Irene van den Berg, Ruidong Xiang, Janez Jenko, Hubert Pausch, Mekki Boussaha, Chris Schrooten, Thierry Tribout, Arne B. Gjuvsland, Didier Boichard, Øyvind Nordbø, Marie-Pierre Sanchez, Mike E. Goddard
2020 Genetics Selection Evolution  
Sequence-based genome-wide association studies (GWAS) provide high statistical power to identify candidate causal mutations when a large number of individuals with both sequence variant genotypes and phenotypes is available. A meta-analysis combines summary statistics from multiple GWAS and increases the power to detect trait-associated variants without requiring access to data at the individual level of the GWAS mapping cohorts. Because linkage disequilibrium between adjacent markers is
more » ... ed only over short distances across breeds, a multi-breed meta-analysis can improve mapping precision. To maximise the power to identify quantitative trait loci (QTL), we combined the results of nine within-population GWAS that used imputed sequence variant genotypes of 94,321 cattle from eight breeds, to perform a large-scale meta-analysis for fat and protein percentage in cattle. The meta-analysis detected (p ≤ 10-8) 138 QTL for fat percentage and 176 QTL for protein percentage. This was more than the number of QTL detected in all within-population GWAS together (124 QTL for fat percentage and 104 QTL for protein percentage). Among all the lead variants, 100 QTL for fat percentage and 114 QTL for protein percentage had the same direction of effect in all within-population GWAS. This indicates either persistence of the linkage phase between the causal variant and the lead variant across breeds or that some of the lead variants might indeed be causal or tightly linked with causal variants. The percentage of intergenic variants was substantially lower for significant variants than for non-significant variants, and significant variants had mostly moderate to high minor allele frequencies. Significant variants were also clustered in genes that are known to be relevant for fat and protein percentages in milk. Our study identified a large number of QTL associated with fat and protein percentage in dairy cattle. We demonstrated that large-scale multi-breed meta-analysis reveals more QTL at the nucleotide resolution than within-population GWAS. Significant variants were more often located in genic regions than non-significant variants and a large part of them was located in potentially regulatory regions.

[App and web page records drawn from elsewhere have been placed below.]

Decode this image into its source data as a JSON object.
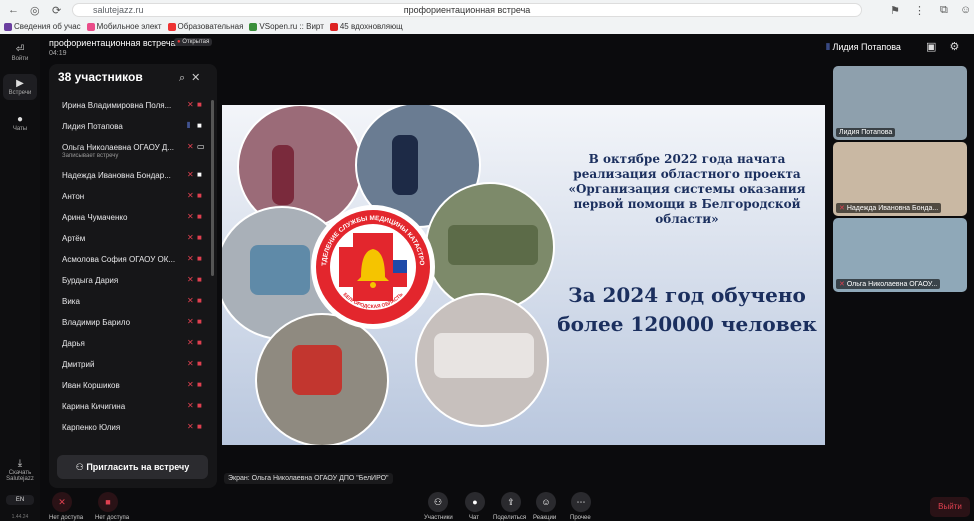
{
  "browser": {
    "url": "salutejazz.ru",
    "title": "профориентационная встреча",
    "bookmarks": [
      "Сведения об учас",
      "Мобильное элект",
      "Образовательная",
      "VSopen.ru :: Вирт",
      "45 вдохновляющ"
    ]
  },
  "rail": {
    "items": [
      {
        "label": "Войти",
        "icon": "⏎"
      },
      {
        "label": "Встречи",
        "icon": "▶"
      },
      {
        "label": "Чаты",
        "icon": "●"
      }
    ],
    "download_line1": "Скачать",
    "download_line2": "Salutejazz",
    "version": "1.44.24",
    "lang": "EN"
  },
  "header": {
    "meeting_title": "профориентационная встреча",
    "recording_badge": "Открытая",
    "time": "04:19",
    "active_speaker": "Лидия Потапова"
  },
  "participants": {
    "title": "38 участников",
    "invite_label": "Пригласить на встречу",
    "list": [
      {
        "name": "Ирина Владимировна Поля...",
        "mic": "off",
        "cam": "off"
      },
      {
        "name": "Лидия Потапова",
        "mic": "on",
        "cam": "on"
      },
      {
        "name": "Ольга Николаевна ОГАОУ Д...",
        "sub": "Записывает встречу",
        "mic": "off",
        "cam": "screen"
      },
      {
        "name": "Надежда Ивановна Бондар...",
        "mic": "off",
        "cam": "on"
      },
      {
        "name": "Антон",
        "mic": "off",
        "cam": "off"
      },
      {
        "name": "Арина Чумаченко",
        "mic": "off",
        "cam": "off"
      },
      {
        "name": "Артём",
        "mic": "off",
        "cam": "off"
      },
      {
        "name": "Асмолова София ОГАОУ ОК...",
        "mic": "off",
        "cam": "off"
      },
      {
        "name": "Бурдыга Дария",
        "mic": "off",
        "cam": "off"
      },
      {
        "name": "Вика",
        "mic": "off",
        "cam": "off"
      },
      {
        "name": "Владимир Барило",
        "mic": "off",
        "cam": "off"
      },
      {
        "name": "Дарья",
        "mic": "off",
        "cam": "off"
      },
      {
        "name": "Дмитрий",
        "mic": "off",
        "cam": "off"
      },
      {
        "name": "Иван Коршиков",
        "mic": "off",
        "cam": "off"
      },
      {
        "name": "Карина Кичигина",
        "mic": "off",
        "cam": "off"
      },
      {
        "name": "Карпенко Юлия",
        "mic": "off",
        "cam": "off"
      }
    ]
  },
  "slide": {
    "heading": "В октябре 2022 года начата реализация областного проекта «Организация системы оказания первой помощи в Белгородской области»",
    "stat": "За 2024 год обучено более 120000 человек",
    "emblem_top": "ОТДЕЛЕНИЕ СЛУЖБЫ МЕДИЦИНЫ КАТАСТРОФ",
    "emblem_bottom": "БЕЛГОРОДСКАЯ ОБЛАСТЬ",
    "screen_label": "Экран: Ольга Николаевна ОГАОУ ДПО \"БелИРО\""
  },
  "tiles": [
    {
      "name": "Лидия Потапова",
      "muted": false,
      "bg": "#9fb3c2"
    },
    {
      "name": "Надежда Ивановна Бонда...",
      "muted": true,
      "bg": "#c9b8a3"
    },
    {
      "name": "Ольга Николаевна ОГАОУ...",
      "muted": true,
      "bg": "#8fa8b8"
    }
  ],
  "toolbar": {
    "mic_label": "Нет доступа",
    "cam_label": "Нет доступа",
    "participants_label": "Участники",
    "chat_label": "Чат",
    "share_label": "Поделиться",
    "reactions_label": "Реакции",
    "more_label": "Прочее",
    "exit_label": "Выйти"
  },
  "colors": {
    "accent": "#6a8cff",
    "danger": "#e04050",
    "slide_text": "#1b2f5e",
    "emblem_red": "#e3262d"
  }
}
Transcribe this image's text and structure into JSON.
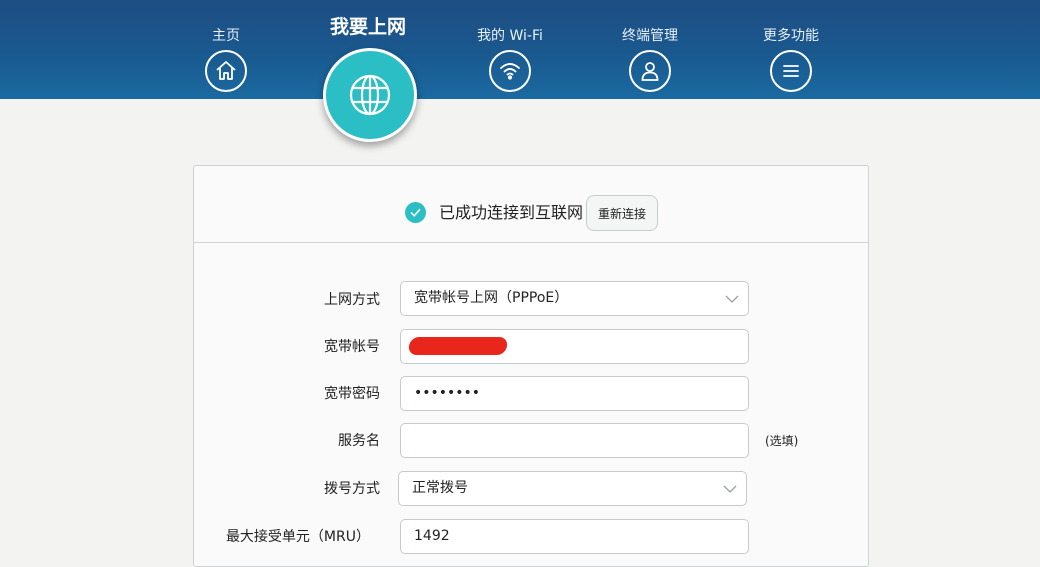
{
  "nav": {
    "items": [
      {
        "label": "主页",
        "icon": "home-icon"
      },
      {
        "label": "我的 Wi-Fi",
        "icon": "wifi-icon"
      },
      {
        "label": "终端管理",
        "icon": "user-icon"
      },
      {
        "label": "更多功能",
        "icon": "menu-icon"
      }
    ],
    "active": {
      "label": "我要上网",
      "icon": "globe-icon"
    }
  },
  "status": {
    "text": "已成功连接到互联网",
    "reconnect_label": "重新连接"
  },
  "form": {
    "mode": {
      "label": "上网方式",
      "value": "宽带帐号上网（PPPoE）"
    },
    "account": {
      "label": "宽带帐号",
      "value": ""
    },
    "password": {
      "label": "宽带密码",
      "value": "••••••••"
    },
    "service": {
      "label": "服务名",
      "value": "",
      "hint": "(选填)"
    },
    "dial": {
      "label": "拨号方式",
      "value": "正常拨号"
    },
    "mtu": {
      "label": "最大接受单元（MRU）",
      "value": "1492"
    }
  },
  "colors": {
    "topbar": "#1a5a90",
    "accent": "#2bbfc5"
  }
}
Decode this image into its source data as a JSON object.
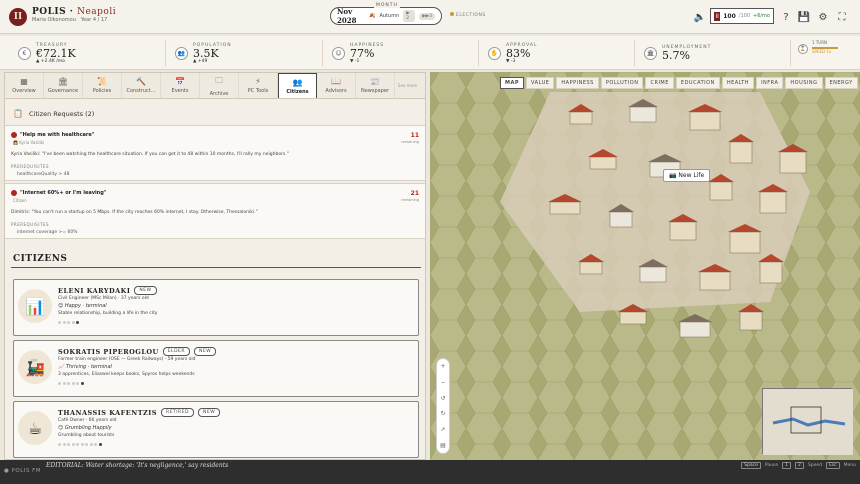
{
  "header": {
    "logo_letter": "II",
    "game": "POLIS",
    "separator": "·",
    "city": "Neapoli",
    "mayor": "Maria Oikonomou",
    "year_label": "Year 4 / 17",
    "month_label": "MONTH",
    "date": "Nov 2028",
    "season": "Autumn",
    "season_icon": "leaf-icon",
    "speed1": "2",
    "speed2": "3",
    "elections_label": "ELECTIONS",
    "resource_icon": "II",
    "resource_value": "100",
    "resource_max": "/100",
    "resource_rate": "+6/mo"
  },
  "stats": [
    {
      "label": "TREASURY",
      "value": "€72.1K",
      "change": "▲ +2.4K /mo",
      "icon": "coins-icon"
    },
    {
      "label": "POPULATION",
      "value": "3.5K",
      "change": "▲ +49",
      "icon": "people-icon"
    },
    {
      "label": "HAPPINESS",
      "value": "77%",
      "change": "▼ -1",
      "icon": "smile-icon"
    },
    {
      "label": "APPROVAL",
      "value": "83%",
      "change": "▼ -3",
      "icon": "handshake-icon"
    },
    {
      "label": "UNEMPLOYMENT",
      "value": "5.7%",
      "change": "",
      "icon": "building-icon"
    }
  ],
  "turns": {
    "label": "1 TURN",
    "sub": "SPEED 1x"
  },
  "tabs": [
    {
      "label": "Overview",
      "icon": "grid-icon"
    },
    {
      "label": "Governance",
      "icon": "temple-icon"
    },
    {
      "label": "Policies",
      "icon": "scroll-icon"
    },
    {
      "label": "Construct...",
      "icon": "hammer-icon"
    },
    {
      "label": "Events",
      "icon": "calendar-icon"
    },
    {
      "label": "Archive",
      "icon": "folder-icon"
    },
    {
      "label": "PC Tools",
      "icon": "tools-icon"
    },
    {
      "label": "Citizens",
      "icon": "citizens-icon"
    },
    {
      "label": "Advisors",
      "icon": "book-icon"
    },
    {
      "label": "Newspaper",
      "icon": "newspaper-icon"
    }
  ],
  "tab_more": "See more",
  "requests_header": "Citizen Requests (2)",
  "requests": [
    {
      "title": "\"Help me with healthcare\"",
      "who": "Kyria Vasiliki",
      "quote": "Kyria Vasiliki: \"I've been watching the healthcare situation. If you can get it to 48 within 10 months, I'll rally my neighbors.\"",
      "prereq_label": "PREREQUISITES",
      "condition": "healthcareQuality > 48",
      "turns": "11",
      "turns_label": "remaining"
    },
    {
      "title": "\"Internet 60%+ or I'm leaving\"",
      "who": "Citizen",
      "quote": "Dimitris: \"You can't run a startup on 5 Mbps. If the city reaches 60% internet, I stay. Otherwise, Thessaloniki.\"",
      "prereq_label": "PREREQUISITES",
      "condition": "internet coverage >= 60%",
      "turns": "21",
      "turns_label": "remaining"
    }
  ],
  "citizens_title": "CITIZENS",
  "citizens": [
    {
      "name": "ELENI KARYDAKI",
      "badges": [
        "NEW"
      ],
      "job": "Civil Engineer (MSc Milan) · 37 years old",
      "mood": "Happy · terminal",
      "mood_icon": "😊",
      "note": "Stable relationship, building a life in the city",
      "portrait": "📊",
      "dots": 5,
      "active_dot": 5
    },
    {
      "name": "SOKRATIS PIPEROGLOU",
      "badges": [
        "ELDER",
        "NEW"
      ],
      "job": "Former train engineer (OSE — Greek Railways) · 59 years old",
      "mood": "Thriving · terminal",
      "mood_icon": "📈",
      "note": "3 apprentices, Eliaswel keeps books, Spyros helps weekends",
      "portrait": "🚂",
      "dots": 6,
      "active_dot": 6
    },
    {
      "name": "THANASSIS KAFENTZIS",
      "badges": [
        "RETIRED",
        "NEW"
      ],
      "job": "Café Owner · 66 years old",
      "mood": "Grumbling Happily",
      "mood_icon": "😏",
      "note": "Grumbling about tourists",
      "portrait": "☕",
      "dots": 10,
      "active_dot": 10
    }
  ],
  "map_tabs": [
    "MAP",
    "VALUE",
    "HAPPINESS",
    "POLLUTION",
    "CRIME",
    "EDUCATION",
    "HEALTH",
    "INFRA",
    "HOUSING",
    "ENERGY"
  ],
  "map_tooltip": "New Life",
  "map_tooltip_icon": "camera-icon",
  "ticker": {
    "label": "POLIS FM",
    "headline": "EDITORIAL: Water shortage: 'It's negligence,' say residents",
    "hint1": "Space",
    "hint1_text": "Pause",
    "hint2": "1",
    "hint3": "2",
    "hint2_text": "Speed",
    "hint4": "Esc",
    "hint4_text": "Menu"
  }
}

doi:10.1186/s12711-020-00556-4 pmid:32635893 fatcat:iym3xqd2z5gbpgars3hhldghtq